Given this barrage of highbrow talent, one might forget another barometer of how tough things have become: Jordan Spieth hasn’t won any of the past nine majors, giving him 11 more before he’d have to field the McIlroy questions. Sitting at No. 62, he’s an emblem of how a dip can become a larger dip with so many men capable of barrelling on by. When Spieth rode a carnival of a fourth round to win the 2017 British Open at Birkdale in England, it brought him to an enticing spot McIlroy shares: one major shy of the full dinner set.
For McIlroy, it’s still the Masters.
For Spieth, it’s here.
“It’s something that I really want,” he said of the PGA Championship. “It’s probably the No. 1 goal in the game of golf for me right now is to try and capture [a career grand slam]. I’d love to be able to hold all four trophies, and this is the one that comes in the way right now.”
Then throw in a further batch, the onrushing group like Schauffele at age 26, Patrick Cantlay at 28, Fleetwood at 29 and Finau at 30. There has always been a wave of potential on the way, but it just seems steeper and more capable than ever, as if Woods’s example infused their boyhoods with possibility and expectation. In this climate, it makes sense there’d be somebody to alight here with realistic hopes — at age 23.
He’s Collin Morikawa, and he rolled out of college at Cal in spring 2019 to turn up at a US Open in Pebble Beach, make the cut, shoot a respectable 1 over par and land in 35th. From there, he has played 28 tournaments, made 26 cuts, won twice, reached a further playoff. “I don’t know what event I’m in, almost to 30, I guess, but I’ve gotten really comfortable out here,” he said Wednesday. “I’ve gotten to know all these guys, the guys I’ve been watching on TV for years now, and I think that makes it easier because I’m not coming out here — if I compare it to when I was at the US Open last year, I don’t really know many guys. I would come out here, do my own thing.
“Last summer, I got to play with Rory. I got to play with D.J., Justin Rose. I played with all these bunch of guys but I had never met them and I didn’t know them, so it was kind of like, ‘Wow, these guys know what they’re doing.’ I’m out here now knowing these guys, talking to these guys, playing practice rounds with them. So there’s a sense of comfort and a sense of, OK, I know I belong here and we are all here to just play really good golf. Yeah, I do feel very comfortable.”
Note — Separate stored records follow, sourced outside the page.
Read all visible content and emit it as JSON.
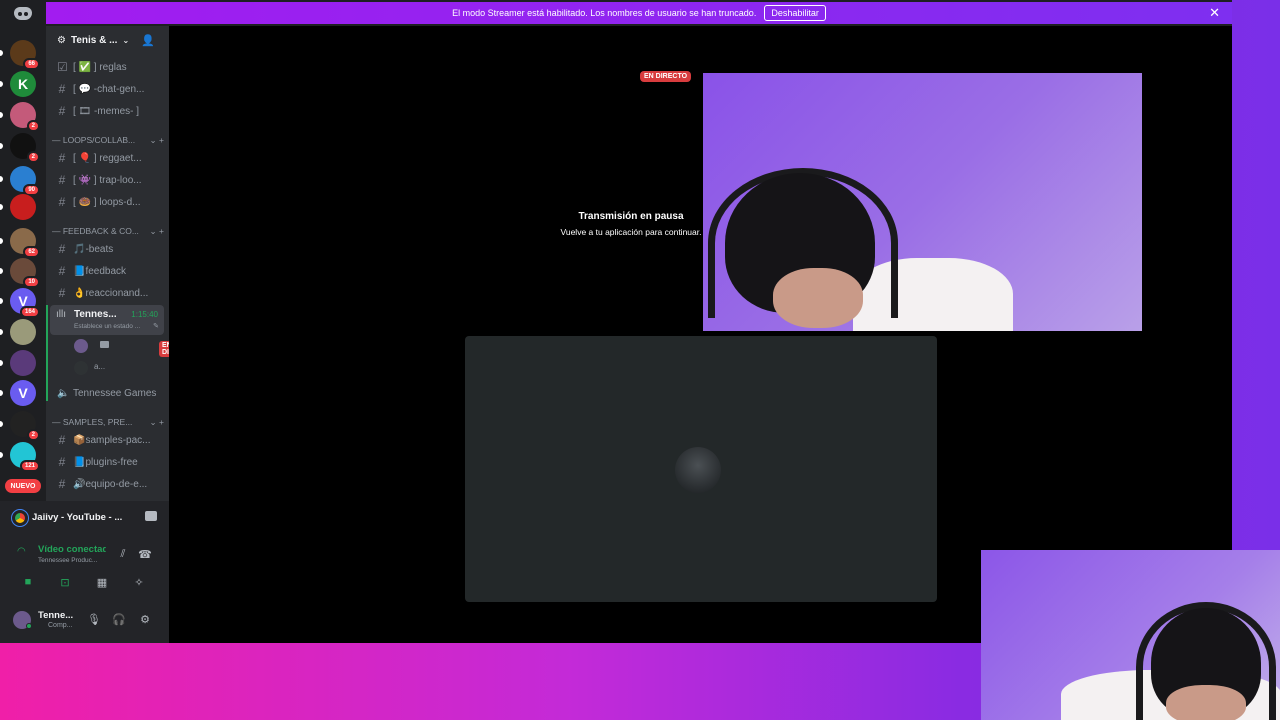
{
  "banner": {
    "text": "El modo Streamer está habilitado. Los nombres de usuario se han truncado.",
    "button": "Deshabilitar",
    "close": "✕"
  },
  "server_rail": {
    "items": [
      {
        "glyph": "",
        "badge": "66",
        "color": "#5b3a1a"
      },
      {
        "glyph": "K",
        "badge": "",
        "color": "#1f8b3a"
      },
      {
        "glyph": "",
        "badge": "2",
        "color": "#c45a7a"
      },
      {
        "glyph": "",
        "badge": "2",
        "color": "#111111"
      },
      {
        "glyph": "",
        "badge": "90",
        "color": "#2a7fd1"
      },
      {
        "glyph": "",
        "badge": "",
        "color": "#c81e1e"
      },
      {
        "glyph": "",
        "badge": "62",
        "color": "#8a6a4a"
      },
      {
        "glyph": "",
        "badge": "10",
        "color": "#6a4a3a"
      },
      {
        "glyph": "V",
        "badge": "164",
        "color": "#6a5cf0"
      },
      {
        "glyph": "",
        "badge": "",
        "color": "#9a9a7a"
      },
      {
        "glyph": "",
        "badge": "",
        "color": "#5a3a7a"
      },
      {
        "glyph": "V",
        "badge": "",
        "color": "#6a5cf0"
      },
      {
        "glyph": "",
        "badge": "2",
        "color": "#222222"
      },
      {
        "glyph": "",
        "badge": "121",
        "color": "#22c5d5"
      }
    ],
    "new_label": "NUEVO"
  },
  "server": {
    "name": "Tenis & ..."
  },
  "channels": {
    "rules": "[ ✅ ] reglas",
    "chat": "[ 💬 -chat-gen...",
    "memes": "[ 🎞 -memes- ]",
    "cat_loops": "— LOOPS/COLLAB...",
    "reggaeton": "[ 🎈 ] reggaet...",
    "trap": "[ 👾 ] trap-loo...",
    "loops": "[ 🍩 ] loops-d...",
    "cat_feedback": "— FEEDBACK & CO...",
    "beats": "🎵-beats",
    "feedback": "📘feedback",
    "reacciones": "👌reaccionand...",
    "voice_name": "Tennes...",
    "voice_time": "1:15:40",
    "voice_status": "Establece un estado ...",
    "live_label": "EN DIRECTO",
    "member_two": "a...",
    "games": "Tennessee Games",
    "cat_samples": "— SAMPLES, PRE...",
    "samples": "📦samples-pac...",
    "plugins": "📘plugins-free",
    "equipo": "🔊equipo-de-e..."
  },
  "panel": {
    "activity": "Jaiivy - YouTube - ...",
    "video_status": "Vídeo conectado",
    "video_channel": "Tennessee Produc...",
    "user_name": "Tenne...",
    "user_status": "Comp..."
  },
  "stage": {
    "pause_title": "Transmisión en pausa",
    "pause_sub": "Vuelve a tu aplicación para continuar.",
    "live_label": "EN DIRECTO"
  },
  "colors": {
    "live": "#d83c3e",
    "connected": "#23a55a",
    "banner": "#a21cf0"
  }
}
If that does help Morikawa, and the way things are going these years, it might have behoved them to be snootier.